const date = new Date((1613023705-18000) * 1000);
console.log(date.toUTCString());

Here, we're applying the offset of -18000 directly to the timestamp, then creating a Date object out of it. Calling toUTCString() on this Date object gives us Thu, 11 Feb 2021 01:08:25 GMT. Now we have the correct date and time, but the incorrect timezone. If you don't need to display the timezone, you can truncate the timezone if you're okay with the format of toUTCString(), or use toLocaleString('en-GB', { timeZone: 'UTC' }) and specify your own set of formatting options.

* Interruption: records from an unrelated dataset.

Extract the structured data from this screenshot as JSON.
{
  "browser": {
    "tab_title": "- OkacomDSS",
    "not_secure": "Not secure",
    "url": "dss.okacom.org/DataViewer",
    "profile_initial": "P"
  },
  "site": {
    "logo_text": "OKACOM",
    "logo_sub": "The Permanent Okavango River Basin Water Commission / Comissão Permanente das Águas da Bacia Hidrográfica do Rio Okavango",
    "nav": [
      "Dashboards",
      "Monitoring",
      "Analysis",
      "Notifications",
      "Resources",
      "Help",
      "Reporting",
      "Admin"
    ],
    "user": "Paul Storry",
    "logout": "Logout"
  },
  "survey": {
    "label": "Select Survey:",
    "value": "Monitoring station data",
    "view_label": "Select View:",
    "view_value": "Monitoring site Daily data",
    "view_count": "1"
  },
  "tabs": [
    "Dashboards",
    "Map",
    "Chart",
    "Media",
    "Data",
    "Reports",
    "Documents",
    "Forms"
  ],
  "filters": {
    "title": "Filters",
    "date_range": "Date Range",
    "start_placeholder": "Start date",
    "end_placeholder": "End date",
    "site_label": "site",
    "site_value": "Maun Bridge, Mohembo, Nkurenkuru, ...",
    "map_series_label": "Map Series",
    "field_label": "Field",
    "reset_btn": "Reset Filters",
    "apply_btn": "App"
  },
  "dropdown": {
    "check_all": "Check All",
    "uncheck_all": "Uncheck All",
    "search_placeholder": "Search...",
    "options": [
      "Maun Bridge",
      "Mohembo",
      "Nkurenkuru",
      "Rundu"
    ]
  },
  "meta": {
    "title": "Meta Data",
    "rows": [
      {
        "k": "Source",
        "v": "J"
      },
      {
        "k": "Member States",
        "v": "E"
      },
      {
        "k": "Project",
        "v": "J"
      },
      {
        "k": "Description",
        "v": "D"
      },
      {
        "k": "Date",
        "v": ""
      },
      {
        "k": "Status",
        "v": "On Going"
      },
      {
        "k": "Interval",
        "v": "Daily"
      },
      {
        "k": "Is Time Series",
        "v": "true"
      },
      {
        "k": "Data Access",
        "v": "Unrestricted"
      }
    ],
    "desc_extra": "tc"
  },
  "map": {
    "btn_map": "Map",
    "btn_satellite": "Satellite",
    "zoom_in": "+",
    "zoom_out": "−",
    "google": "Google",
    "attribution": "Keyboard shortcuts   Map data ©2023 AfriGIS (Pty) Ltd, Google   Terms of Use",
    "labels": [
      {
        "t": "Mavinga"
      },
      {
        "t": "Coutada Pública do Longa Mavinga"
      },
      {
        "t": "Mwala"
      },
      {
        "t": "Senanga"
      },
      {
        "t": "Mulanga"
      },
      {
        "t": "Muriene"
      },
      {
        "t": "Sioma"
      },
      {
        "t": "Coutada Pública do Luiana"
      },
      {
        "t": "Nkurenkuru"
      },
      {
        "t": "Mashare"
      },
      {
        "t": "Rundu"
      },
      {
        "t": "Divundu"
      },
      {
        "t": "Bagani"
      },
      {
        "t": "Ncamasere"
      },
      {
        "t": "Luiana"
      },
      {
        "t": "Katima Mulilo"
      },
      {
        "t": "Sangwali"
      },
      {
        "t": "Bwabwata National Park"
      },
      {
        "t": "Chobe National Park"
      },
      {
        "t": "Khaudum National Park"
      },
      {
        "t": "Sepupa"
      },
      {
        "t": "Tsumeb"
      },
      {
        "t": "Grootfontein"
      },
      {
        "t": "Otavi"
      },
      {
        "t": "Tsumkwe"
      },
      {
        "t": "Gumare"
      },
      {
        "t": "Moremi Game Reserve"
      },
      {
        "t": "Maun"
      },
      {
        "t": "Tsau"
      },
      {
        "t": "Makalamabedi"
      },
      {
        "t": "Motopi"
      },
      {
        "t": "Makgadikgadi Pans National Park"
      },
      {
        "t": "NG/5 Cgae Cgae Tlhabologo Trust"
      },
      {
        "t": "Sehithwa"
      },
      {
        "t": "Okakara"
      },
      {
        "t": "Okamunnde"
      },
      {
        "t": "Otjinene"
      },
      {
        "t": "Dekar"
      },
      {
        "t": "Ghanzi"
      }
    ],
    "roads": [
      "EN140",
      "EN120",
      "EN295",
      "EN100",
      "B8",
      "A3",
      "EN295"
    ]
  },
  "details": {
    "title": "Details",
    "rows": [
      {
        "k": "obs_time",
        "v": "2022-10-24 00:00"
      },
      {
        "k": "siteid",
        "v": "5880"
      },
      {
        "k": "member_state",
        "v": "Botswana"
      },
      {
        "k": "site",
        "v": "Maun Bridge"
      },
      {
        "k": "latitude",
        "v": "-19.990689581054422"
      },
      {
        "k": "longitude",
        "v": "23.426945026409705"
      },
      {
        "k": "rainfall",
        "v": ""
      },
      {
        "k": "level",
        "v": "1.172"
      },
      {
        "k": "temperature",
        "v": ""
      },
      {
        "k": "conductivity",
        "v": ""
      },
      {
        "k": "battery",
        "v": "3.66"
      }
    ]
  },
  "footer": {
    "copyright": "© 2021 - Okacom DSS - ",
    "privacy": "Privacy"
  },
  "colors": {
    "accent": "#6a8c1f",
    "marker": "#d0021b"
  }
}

I must admit that this solution is not very satisfying, because of the fact that conceptually, this is not the "correct" use of the UNIX timestamp or of timezones. We aren't moving through timezones, we're actually moving through UTC time itself. Ideally, we would be able to store both the timestamp and our desired time offset in a single Date object, or we would be able to give toLocaleString() the time offset that we want in an alternative format (like... oh, I don't know, the number of milliseconds?) instead of in the form of IANA time zones.

Nonetheless, if your goal is to display the time in a specific time zone that isn't dependent on the user's local time, this is a workable solution. I'd love to hear of any alternatives in vanilla JS.